ASSIGNMENT
Lines holding the word "icon": how many does the material below have? Answer with nothing but the number.

INFORMATION SUPPLIED
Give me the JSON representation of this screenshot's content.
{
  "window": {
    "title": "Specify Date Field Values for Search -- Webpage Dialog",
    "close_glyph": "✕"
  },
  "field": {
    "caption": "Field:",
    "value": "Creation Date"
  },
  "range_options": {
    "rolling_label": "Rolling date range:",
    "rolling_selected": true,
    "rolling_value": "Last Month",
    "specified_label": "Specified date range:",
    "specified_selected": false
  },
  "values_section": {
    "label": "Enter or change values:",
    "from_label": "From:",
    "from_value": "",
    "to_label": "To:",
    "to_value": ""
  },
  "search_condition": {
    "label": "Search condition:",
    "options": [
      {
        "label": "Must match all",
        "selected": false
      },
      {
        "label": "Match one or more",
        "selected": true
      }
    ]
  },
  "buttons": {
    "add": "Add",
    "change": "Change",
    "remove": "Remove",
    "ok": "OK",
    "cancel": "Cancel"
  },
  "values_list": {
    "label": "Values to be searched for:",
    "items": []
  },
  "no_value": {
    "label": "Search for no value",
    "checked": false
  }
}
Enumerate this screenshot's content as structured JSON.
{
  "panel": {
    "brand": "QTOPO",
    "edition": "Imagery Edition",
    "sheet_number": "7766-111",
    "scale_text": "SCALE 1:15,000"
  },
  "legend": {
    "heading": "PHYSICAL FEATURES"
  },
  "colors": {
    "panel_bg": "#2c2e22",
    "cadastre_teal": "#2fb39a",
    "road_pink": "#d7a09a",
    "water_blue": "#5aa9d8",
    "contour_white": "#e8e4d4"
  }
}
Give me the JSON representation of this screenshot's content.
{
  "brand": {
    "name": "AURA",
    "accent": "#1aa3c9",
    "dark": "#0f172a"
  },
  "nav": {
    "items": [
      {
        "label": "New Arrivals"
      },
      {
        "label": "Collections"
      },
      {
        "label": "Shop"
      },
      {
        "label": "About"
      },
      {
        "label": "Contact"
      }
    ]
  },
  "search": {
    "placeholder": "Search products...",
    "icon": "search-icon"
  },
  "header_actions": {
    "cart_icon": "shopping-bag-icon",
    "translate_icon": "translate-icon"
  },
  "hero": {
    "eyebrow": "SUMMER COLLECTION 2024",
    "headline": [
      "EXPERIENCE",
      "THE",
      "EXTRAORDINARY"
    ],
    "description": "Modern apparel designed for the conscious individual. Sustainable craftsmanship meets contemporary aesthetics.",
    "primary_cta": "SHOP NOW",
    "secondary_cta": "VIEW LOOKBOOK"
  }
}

ANSWER BOX
3